* _About this exercise_
All lines with the word "Integration" are to be found and copied from the listing.

===

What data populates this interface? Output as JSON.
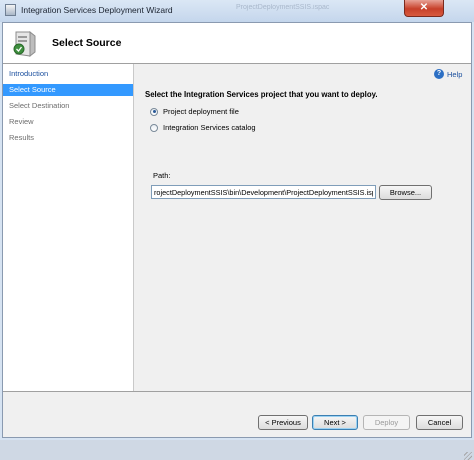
{
  "window": {
    "title": "Integration Services Deployment Wizard",
    "background_tab_hint": "ProjectDeploymentSSIS.ispac",
    "close_glyph": "✕"
  },
  "header": {
    "title": "Select Source"
  },
  "nav": {
    "items": [
      {
        "label": "Introduction",
        "state": "link"
      },
      {
        "label": "Select Source",
        "state": "selected"
      },
      {
        "label": "Select Destination",
        "state": "disabled"
      },
      {
        "label": "Review",
        "state": "disabled"
      },
      {
        "label": "Results",
        "state": "disabled"
      }
    ]
  },
  "help": {
    "label": "Help",
    "icon": "help-icon",
    "glyph": "?"
  },
  "main": {
    "instruction": "Select the Integration Services project that you want to deploy.",
    "options": [
      {
        "label": "Project deployment file",
        "selected": true
      },
      {
        "label": "Integration Services catalog",
        "selected": false
      }
    ],
    "path_label": "Path:",
    "path_value": "rojectDeploymentSSIS\\bin\\Development\\ProjectDeploymentSSIS.ispac",
    "browse_label": "Browse..."
  },
  "footer": {
    "previous_label": "< Previous",
    "next_label": "Next >",
    "deploy_label": "Deploy",
    "cancel_label": "Cancel"
  },
  "colors": {
    "selection": "#3399ff",
    "link": "#1a4f9e",
    "close_button": "#c7402a"
  }
}
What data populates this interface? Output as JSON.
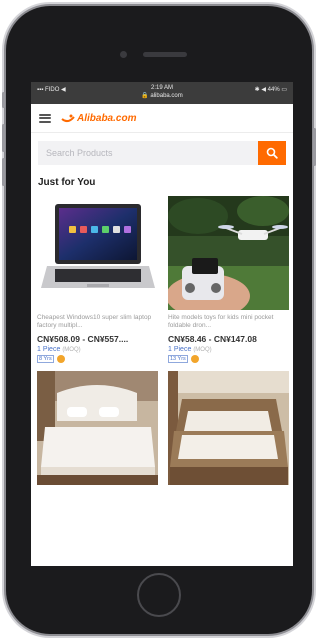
{
  "status_bar": {
    "carrier": "▪▪▪ FIDO ◀",
    "time": "2:19 AM",
    "url": "🔒 alibaba.com",
    "battery": "✱ ◀ 44% ▭"
  },
  "header": {
    "logo_text": "Alibaba.com",
    "menu_icon": "hamburger-icon"
  },
  "search": {
    "placeholder": "Search Products",
    "button_icon": "search-icon"
  },
  "section": {
    "title": "Just for You"
  },
  "products": [
    {
      "image_icon": "laptop-image",
      "description": "Cheapest Windows10 super slim laptop factory multipl...",
      "price": "CN¥508.09 - CN¥557....",
      "moq": "1 Piece",
      "moq_note": "(MOQ)",
      "badge": "8 Yrs"
    },
    {
      "image_icon": "drone-image",
      "description": "Hite models toys for kids mini pocket foldable dron...",
      "price": "CN¥58.46 - CN¥147.08",
      "moq": "1 Piece",
      "moq_note": "(MOQ)",
      "badge": "13 Yrs"
    },
    {
      "image_icon": "bed-image",
      "description": "",
      "price": "",
      "moq": "",
      "moq_note": "",
      "badge": ""
    },
    {
      "image_icon": "sofa-bed-image",
      "description": "",
      "price": "",
      "moq": "",
      "moq_note": "",
      "badge": ""
    }
  ],
  "colors": {
    "accent": "#ff6a00",
    "moq_blue": "#4a72c8",
    "gold_badge": "#f2a52b"
  }
}
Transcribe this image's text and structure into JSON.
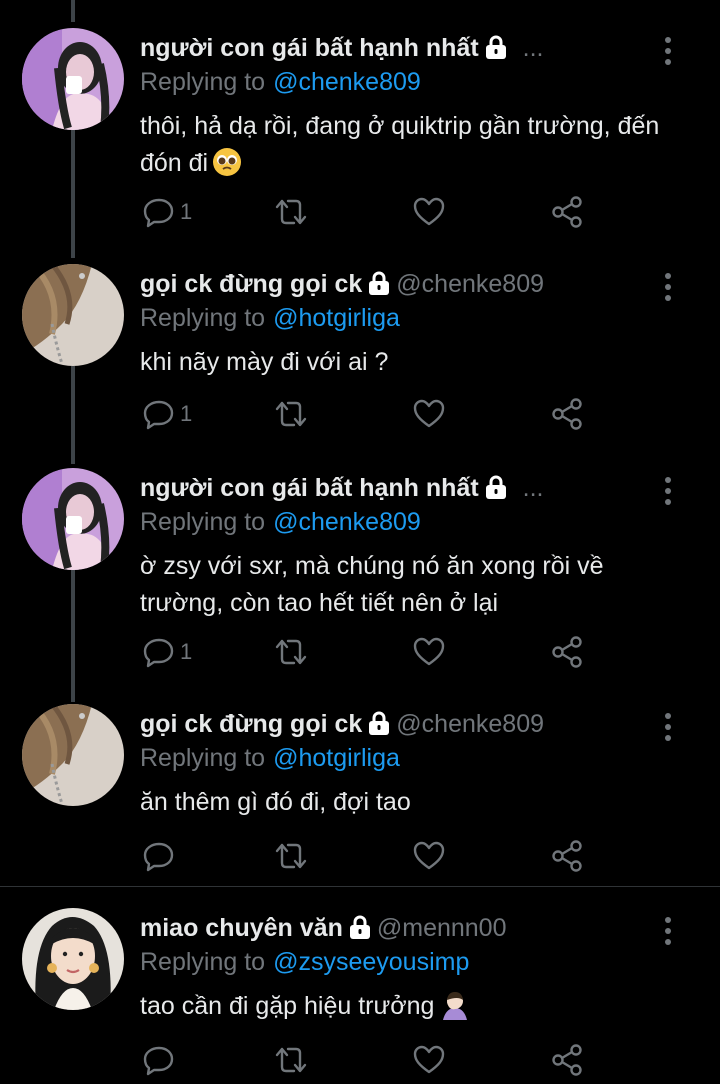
{
  "tweets": [
    {
      "name": "người con gái bất hạnh nhất",
      "handle": "",
      "header_overflow": "...",
      "replying_label": "Replying to",
      "replying_to": "@chenke809",
      "text": "thôi, hả dạ rồi, đang ở quiktrip gần trường, đến đón đi",
      "emoji": "pleading-face",
      "reply_count": "1",
      "avatar": "girl-pink"
    },
    {
      "name": "gọi ck đừng gọi ck",
      "handle": "@chenke809",
      "header_overflow": "",
      "replying_label": "Replying to",
      "replying_to": "@hotgirliga",
      "text": "khi nãy mày đi với ai ?",
      "emoji": "",
      "reply_count": "1",
      "avatar": "hair-light"
    },
    {
      "name": "người con gái bất hạnh nhất",
      "handle": "",
      "header_overflow": "...",
      "replying_label": "Replying to",
      "replying_to": "@chenke809",
      "text": "ờ zsy với sxr, mà chúng nó ăn xong rồi về trường, còn tao hết tiết nên ở lại",
      "emoji": "",
      "reply_count": "1",
      "avatar": "girl-pink"
    },
    {
      "name": "gọi ck đừng gọi ck",
      "handle": "@chenke809",
      "header_overflow": "",
      "replying_label": "Replying to",
      "replying_to": "@hotgirliga",
      "text": "ăn thêm gì đó đi, đợi tao",
      "emoji": "",
      "reply_count": "",
      "avatar": "hair-light"
    },
    {
      "name": "miao chuyên văn",
      "handle": "@mennn00",
      "header_overflow": "",
      "replying_label": "Replying to",
      "replying_to": "@zsyseeyousimp",
      "text": "tao cần đi gặp hiệu trưởng",
      "emoji": "person-facepalming",
      "reply_count": "",
      "avatar": "girl-portrait"
    }
  ],
  "colors": {
    "background": "#000000",
    "text": "#e7e9ea",
    "secondary": "#71767b",
    "link": "#1d9bf0",
    "thread_line": "#3d4348"
  },
  "icons": [
    "lock-icon",
    "more-icon",
    "reply-icon",
    "retweet-icon",
    "like-icon",
    "share-icon"
  ]
}
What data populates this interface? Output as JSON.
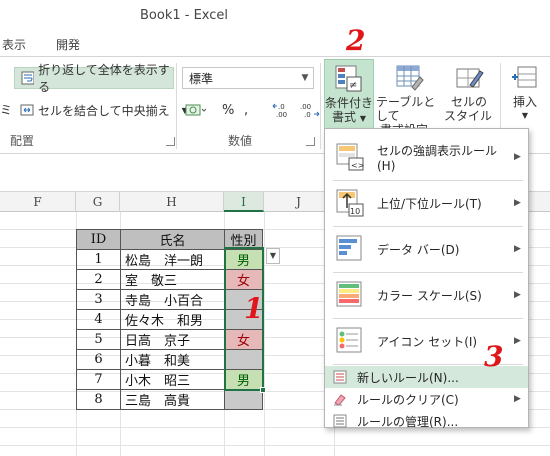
{
  "window": {
    "title": "Book1 - Excel"
  },
  "tabs": [
    "表示",
    "開発"
  ],
  "ribbon": {
    "wrap_text": "折り返して全体を表示する",
    "merge_center": "セルを結合して中央揃え",
    "number_format": "標準",
    "percent": "%",
    "comma": ",",
    "inc_decimal": "←.0 .00",
    "dec_decimal": ".00 →.0",
    "group_alignment": "配置",
    "group_number": "数値",
    "cond_format": [
      "条件付き",
      "書式"
    ],
    "format_table": [
      "テーブルとして",
      "書式設定"
    ],
    "cell_styles": [
      "セルの",
      "スタイル"
    ],
    "insert": "挿入",
    "left_fragment": "ミ"
  },
  "columns": [
    "F",
    "G",
    "H",
    "I",
    "J"
  ],
  "table": {
    "headers": [
      "ID",
      "氏名",
      "性別"
    ],
    "rows": [
      {
        "id": "1",
        "name": "松島　洋一朗",
        "gender": "男",
        "fmt": "male"
      },
      {
        "id": "2",
        "name": "室　敬三",
        "gender": "女",
        "fmt": "female"
      },
      {
        "id": "3",
        "name": "寺島　小百合",
        "gender": "",
        "fmt": "empty"
      },
      {
        "id": "4",
        "name": "佐々木　和男",
        "gender": "",
        "fmt": "empty"
      },
      {
        "id": "5",
        "name": "日高　京子",
        "gender": "女",
        "fmt": "female"
      },
      {
        "id": "6",
        "name": "小暮　和美",
        "gender": "",
        "fmt": "empty"
      },
      {
        "id": "7",
        "name": "小木　昭三",
        "gender": "男",
        "fmt": "male"
      },
      {
        "id": "8",
        "name": "三島　高貴",
        "gender": "",
        "fmt": "empty"
      }
    ]
  },
  "menu": {
    "items": [
      {
        "label": "セルの強調表示ルール(H)",
        "icon": "highlight-rules-icon"
      },
      {
        "label": "上位/下位ルール(T)",
        "icon": "top-bottom-rules-icon"
      },
      {
        "label": "データ バー(D)",
        "icon": "data-bars-icon"
      },
      {
        "label": "カラー スケール(S)",
        "icon": "color-scales-icon"
      },
      {
        "label": "アイコン セット(I)",
        "icon": "icon-sets-icon"
      }
    ],
    "small_items": [
      {
        "label": "新しいルール(N)...",
        "icon": "new-rule-icon"
      },
      {
        "label": "ルールのクリア(C)",
        "icon": "clear-rules-icon"
      },
      {
        "label": "ルールの管理(R)...",
        "icon": "manage-rules-icon"
      }
    ]
  },
  "annotations": [
    "1",
    "2",
    "3"
  ],
  "colors": {
    "accent": "#217346",
    "male_fill": "#c6e0b4",
    "female_fill": "#e6b9b8",
    "annotation": "#e0161b"
  }
}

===

* _Solution to this problem_
    "title": "Integration Services Deployment Wizard",
    "instruction": "Select the Integration Services project that you want to deploy.",
        "label": "Integration Services catalog",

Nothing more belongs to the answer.